- Required action
Show every line in the records below that contains the word "Internet".

- Supplied entries
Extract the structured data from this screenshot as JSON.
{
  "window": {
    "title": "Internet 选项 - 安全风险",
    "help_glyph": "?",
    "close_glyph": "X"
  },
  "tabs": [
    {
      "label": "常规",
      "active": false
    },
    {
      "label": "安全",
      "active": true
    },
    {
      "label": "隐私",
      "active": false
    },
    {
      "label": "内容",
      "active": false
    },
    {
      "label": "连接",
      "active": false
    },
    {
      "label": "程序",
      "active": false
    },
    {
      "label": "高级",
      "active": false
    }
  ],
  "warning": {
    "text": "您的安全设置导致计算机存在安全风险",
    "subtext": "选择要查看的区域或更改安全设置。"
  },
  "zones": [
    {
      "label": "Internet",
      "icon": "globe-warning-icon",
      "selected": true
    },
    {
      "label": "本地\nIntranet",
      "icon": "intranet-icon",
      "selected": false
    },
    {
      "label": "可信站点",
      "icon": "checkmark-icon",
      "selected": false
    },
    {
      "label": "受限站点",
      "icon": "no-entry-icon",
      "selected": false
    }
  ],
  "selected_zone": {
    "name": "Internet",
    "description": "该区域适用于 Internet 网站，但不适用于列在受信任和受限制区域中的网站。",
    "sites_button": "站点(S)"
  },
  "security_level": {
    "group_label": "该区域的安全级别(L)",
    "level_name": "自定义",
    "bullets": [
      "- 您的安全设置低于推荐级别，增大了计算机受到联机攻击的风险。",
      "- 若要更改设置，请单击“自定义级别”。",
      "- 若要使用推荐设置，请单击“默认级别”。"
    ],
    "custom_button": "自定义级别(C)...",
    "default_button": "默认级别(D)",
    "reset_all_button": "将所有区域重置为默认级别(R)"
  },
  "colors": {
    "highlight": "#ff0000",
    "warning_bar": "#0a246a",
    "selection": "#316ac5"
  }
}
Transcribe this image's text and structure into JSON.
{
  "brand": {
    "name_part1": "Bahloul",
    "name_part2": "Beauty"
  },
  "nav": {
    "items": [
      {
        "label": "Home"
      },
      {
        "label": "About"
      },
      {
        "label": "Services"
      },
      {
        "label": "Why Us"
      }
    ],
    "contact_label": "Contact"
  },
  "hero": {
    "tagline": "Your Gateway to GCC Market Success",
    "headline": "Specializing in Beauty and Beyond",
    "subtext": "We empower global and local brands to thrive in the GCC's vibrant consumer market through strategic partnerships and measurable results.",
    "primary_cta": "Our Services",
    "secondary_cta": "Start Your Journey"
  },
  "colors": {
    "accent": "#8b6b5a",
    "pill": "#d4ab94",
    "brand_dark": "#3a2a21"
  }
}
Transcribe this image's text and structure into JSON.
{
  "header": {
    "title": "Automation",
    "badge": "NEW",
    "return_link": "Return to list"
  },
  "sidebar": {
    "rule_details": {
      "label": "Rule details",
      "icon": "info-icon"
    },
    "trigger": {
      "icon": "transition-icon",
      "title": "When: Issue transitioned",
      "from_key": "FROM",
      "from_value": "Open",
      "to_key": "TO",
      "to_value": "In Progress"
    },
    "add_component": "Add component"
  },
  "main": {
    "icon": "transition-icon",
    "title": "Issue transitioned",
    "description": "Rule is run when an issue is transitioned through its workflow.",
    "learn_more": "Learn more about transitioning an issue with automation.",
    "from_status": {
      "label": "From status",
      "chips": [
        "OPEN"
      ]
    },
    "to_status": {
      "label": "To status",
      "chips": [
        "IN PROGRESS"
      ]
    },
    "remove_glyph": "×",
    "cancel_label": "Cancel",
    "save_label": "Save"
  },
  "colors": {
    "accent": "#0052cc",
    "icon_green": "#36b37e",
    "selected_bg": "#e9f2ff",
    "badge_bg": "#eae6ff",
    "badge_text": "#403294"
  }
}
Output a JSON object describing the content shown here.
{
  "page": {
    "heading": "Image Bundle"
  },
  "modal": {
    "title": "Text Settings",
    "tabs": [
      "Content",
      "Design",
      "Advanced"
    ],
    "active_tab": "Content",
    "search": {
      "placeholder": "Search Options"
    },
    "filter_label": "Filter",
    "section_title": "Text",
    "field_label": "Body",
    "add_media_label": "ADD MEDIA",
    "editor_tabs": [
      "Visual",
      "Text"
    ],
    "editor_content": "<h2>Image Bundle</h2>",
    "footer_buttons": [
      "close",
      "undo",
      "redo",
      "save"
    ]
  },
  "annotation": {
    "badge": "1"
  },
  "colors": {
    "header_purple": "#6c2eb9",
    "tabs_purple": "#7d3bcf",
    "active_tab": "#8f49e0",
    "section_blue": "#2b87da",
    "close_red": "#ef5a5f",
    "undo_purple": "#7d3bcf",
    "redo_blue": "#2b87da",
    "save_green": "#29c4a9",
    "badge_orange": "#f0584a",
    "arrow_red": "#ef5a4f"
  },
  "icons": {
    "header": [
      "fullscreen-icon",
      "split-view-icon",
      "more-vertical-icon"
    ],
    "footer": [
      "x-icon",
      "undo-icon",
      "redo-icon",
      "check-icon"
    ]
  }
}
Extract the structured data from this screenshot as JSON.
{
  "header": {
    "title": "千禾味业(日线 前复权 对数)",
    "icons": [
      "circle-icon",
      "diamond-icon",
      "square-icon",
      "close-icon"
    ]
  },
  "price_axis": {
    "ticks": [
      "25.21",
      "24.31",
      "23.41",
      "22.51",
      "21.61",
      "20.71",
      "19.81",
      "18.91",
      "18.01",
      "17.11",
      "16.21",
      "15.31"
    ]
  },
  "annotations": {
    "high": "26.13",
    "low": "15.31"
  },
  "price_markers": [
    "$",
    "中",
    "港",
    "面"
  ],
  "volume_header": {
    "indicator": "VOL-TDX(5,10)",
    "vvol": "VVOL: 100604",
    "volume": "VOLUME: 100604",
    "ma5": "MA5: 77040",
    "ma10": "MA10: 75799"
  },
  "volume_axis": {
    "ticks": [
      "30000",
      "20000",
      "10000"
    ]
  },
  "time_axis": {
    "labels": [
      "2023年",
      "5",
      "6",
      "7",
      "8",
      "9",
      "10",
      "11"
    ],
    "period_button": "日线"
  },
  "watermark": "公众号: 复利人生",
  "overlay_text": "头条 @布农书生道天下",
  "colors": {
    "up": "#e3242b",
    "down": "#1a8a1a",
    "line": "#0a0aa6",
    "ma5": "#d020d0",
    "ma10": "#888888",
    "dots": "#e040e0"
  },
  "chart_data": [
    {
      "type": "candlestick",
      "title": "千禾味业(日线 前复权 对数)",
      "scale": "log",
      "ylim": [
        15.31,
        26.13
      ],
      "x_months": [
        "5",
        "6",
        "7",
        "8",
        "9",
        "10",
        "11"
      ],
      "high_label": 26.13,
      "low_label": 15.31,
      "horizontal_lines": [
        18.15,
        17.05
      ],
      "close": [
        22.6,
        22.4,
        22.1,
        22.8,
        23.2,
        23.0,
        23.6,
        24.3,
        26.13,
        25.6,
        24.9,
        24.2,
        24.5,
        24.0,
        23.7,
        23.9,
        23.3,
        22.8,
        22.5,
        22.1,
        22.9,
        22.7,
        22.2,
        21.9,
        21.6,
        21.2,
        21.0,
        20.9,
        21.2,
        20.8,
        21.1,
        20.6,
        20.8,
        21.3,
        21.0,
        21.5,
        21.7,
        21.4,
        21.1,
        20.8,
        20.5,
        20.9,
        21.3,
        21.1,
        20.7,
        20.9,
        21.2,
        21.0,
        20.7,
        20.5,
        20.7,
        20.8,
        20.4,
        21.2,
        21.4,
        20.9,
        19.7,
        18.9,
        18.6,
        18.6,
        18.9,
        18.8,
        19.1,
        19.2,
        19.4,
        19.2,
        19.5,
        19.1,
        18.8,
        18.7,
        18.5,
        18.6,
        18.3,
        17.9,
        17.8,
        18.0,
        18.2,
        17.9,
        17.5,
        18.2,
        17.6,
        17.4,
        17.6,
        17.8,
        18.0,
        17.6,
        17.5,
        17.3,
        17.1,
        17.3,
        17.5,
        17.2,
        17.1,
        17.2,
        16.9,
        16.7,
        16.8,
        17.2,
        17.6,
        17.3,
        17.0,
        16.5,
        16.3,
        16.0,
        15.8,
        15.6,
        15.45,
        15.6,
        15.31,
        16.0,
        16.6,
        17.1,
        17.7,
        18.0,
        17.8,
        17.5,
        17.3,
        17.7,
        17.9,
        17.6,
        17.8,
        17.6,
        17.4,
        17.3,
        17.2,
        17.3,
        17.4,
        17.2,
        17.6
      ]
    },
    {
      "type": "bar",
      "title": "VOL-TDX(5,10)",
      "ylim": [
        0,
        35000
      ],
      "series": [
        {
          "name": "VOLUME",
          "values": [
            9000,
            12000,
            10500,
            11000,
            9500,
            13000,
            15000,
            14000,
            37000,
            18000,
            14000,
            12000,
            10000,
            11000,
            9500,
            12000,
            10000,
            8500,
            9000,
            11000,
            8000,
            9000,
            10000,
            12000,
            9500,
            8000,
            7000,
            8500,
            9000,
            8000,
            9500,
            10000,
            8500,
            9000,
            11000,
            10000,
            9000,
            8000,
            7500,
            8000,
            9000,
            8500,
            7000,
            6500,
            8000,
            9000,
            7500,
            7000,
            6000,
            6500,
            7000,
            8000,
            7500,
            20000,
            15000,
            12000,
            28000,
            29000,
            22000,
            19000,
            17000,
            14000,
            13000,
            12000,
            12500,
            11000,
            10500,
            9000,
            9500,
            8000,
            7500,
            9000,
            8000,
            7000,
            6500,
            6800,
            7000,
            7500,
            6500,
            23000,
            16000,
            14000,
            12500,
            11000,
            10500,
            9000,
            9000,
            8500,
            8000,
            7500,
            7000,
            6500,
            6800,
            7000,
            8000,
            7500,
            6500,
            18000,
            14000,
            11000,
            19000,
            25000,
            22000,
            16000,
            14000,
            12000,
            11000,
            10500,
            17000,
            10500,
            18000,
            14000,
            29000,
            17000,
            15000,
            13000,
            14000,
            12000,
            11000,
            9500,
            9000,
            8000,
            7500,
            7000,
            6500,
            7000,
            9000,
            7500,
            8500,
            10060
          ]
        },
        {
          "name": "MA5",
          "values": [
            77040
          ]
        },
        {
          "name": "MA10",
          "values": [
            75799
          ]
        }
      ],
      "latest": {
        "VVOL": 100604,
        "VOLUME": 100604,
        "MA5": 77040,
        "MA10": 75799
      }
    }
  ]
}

- Solution for this exercise
    "title": "Internet 选项 - 安全风险",
      "label": "Internet",
    "name": "Internet",
    "description": "该区域适用于 Internet 网站，但不适用于列在受信任和受限制区域中的网站。",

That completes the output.